It was so fast I almost didn’t believe what I was seeing. It took me a second to fumble and grab the burning debris. Once it was in my hands though, I took a few more seconds to admire and watch it burn before transferring it into the stove. I still can’t believe how easy that went. I also can’t believe that a tiny spark did more lint damage than an ember. Perhaps I was too harsh about safety experts and Bear Grylls.
**Authors note on getting comfortable with discomfort. I learned this rule with regards to being tied up or restrained. I tend to be overly prepared for encounters with evildoers, so yes, I intentionally sought out this training. So here is the knowledge bomb behind my favorite rule:
Being tied up isn’t just about being restrained, an experienced captor can tie knots on the body’s pressure points to cause pain. This deters a captive from moving or trying to escape. The first time I was bound with rope, I was told that until I got free, “I would feel pain every time I moved or fidgeted.” I can tell you it SUCKS. I once had a knot tied so hard that it instantly made a sweat breakout on my neck and back and prompted me to heave and vomit a little in my mouth (there’s a video). This was obviously a potent deterrent to moving but I had to keep going to get out of the bind (which I did).
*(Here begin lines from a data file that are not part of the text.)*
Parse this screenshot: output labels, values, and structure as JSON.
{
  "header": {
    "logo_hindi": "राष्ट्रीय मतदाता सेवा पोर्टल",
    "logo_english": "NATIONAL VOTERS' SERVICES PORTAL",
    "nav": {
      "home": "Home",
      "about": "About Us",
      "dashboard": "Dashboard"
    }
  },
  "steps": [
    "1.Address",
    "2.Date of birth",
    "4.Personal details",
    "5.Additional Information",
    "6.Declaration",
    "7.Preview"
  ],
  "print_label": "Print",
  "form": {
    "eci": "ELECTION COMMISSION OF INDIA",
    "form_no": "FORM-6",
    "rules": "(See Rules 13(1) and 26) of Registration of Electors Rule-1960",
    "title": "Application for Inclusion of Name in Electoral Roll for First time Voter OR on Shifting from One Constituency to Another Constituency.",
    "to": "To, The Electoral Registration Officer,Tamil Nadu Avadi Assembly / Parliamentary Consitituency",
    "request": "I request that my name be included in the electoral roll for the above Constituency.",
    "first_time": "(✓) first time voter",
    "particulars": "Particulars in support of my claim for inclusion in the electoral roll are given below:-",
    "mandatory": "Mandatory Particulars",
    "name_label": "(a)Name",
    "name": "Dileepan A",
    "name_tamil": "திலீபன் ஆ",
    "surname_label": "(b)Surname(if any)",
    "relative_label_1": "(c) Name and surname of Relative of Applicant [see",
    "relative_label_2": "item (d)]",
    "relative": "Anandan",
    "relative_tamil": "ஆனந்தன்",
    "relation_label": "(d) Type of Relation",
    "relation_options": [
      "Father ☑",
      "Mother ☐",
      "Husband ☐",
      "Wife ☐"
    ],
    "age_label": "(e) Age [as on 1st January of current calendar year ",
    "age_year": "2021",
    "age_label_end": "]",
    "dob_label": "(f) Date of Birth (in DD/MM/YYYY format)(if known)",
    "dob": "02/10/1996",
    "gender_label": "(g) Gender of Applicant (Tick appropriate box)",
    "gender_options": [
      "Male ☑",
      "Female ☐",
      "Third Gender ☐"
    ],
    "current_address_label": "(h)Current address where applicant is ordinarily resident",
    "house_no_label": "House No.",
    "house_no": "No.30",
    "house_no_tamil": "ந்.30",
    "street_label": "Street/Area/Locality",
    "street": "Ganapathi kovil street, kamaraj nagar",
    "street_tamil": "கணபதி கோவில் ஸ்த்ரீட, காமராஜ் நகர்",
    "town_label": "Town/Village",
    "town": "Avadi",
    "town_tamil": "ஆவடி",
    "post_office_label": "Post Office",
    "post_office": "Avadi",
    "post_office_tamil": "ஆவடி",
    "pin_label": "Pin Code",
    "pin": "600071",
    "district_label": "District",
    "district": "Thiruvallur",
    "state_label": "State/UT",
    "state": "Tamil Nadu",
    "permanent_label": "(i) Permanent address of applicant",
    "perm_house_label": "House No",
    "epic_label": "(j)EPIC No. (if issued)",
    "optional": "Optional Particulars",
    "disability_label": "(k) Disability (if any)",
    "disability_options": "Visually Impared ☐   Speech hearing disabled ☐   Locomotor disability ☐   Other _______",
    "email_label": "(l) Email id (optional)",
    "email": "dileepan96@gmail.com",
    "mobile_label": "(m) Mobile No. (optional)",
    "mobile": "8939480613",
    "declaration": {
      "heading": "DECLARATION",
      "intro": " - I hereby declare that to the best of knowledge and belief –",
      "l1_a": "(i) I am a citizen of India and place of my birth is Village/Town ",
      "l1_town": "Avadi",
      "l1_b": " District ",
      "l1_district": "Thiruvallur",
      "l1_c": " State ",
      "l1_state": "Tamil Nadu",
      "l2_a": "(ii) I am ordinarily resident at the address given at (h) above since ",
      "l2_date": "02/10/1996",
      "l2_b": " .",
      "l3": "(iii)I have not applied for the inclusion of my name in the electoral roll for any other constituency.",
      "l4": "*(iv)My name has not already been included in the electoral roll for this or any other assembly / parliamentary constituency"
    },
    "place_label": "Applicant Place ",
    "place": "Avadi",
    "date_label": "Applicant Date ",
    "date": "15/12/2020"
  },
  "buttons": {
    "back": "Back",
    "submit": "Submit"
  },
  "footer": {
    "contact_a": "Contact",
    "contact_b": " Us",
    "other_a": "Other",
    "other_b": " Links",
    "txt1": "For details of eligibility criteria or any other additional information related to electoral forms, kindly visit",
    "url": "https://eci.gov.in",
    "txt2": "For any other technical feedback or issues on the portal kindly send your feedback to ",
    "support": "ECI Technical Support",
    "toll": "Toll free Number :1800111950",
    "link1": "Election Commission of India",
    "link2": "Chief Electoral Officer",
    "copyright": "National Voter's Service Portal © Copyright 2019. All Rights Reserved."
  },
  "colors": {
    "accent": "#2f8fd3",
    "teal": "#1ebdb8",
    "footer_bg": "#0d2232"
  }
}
Chances are a captor doesn’t tie up someone to shower them with love and affection (or if they do it is one-sided), so that’s the motivator to endure some self-induced pain. The notion of dislocating a shoulder or breaking a finger must be an option to increase chances of escape and survival. That’s the “heavy” part of this rule, but this type of thinking helps me get through challenges of a less extreme nature...such as tough physical workouts or in this case, winter camping. Get comfortable with discomfort. Here endeth the author's note.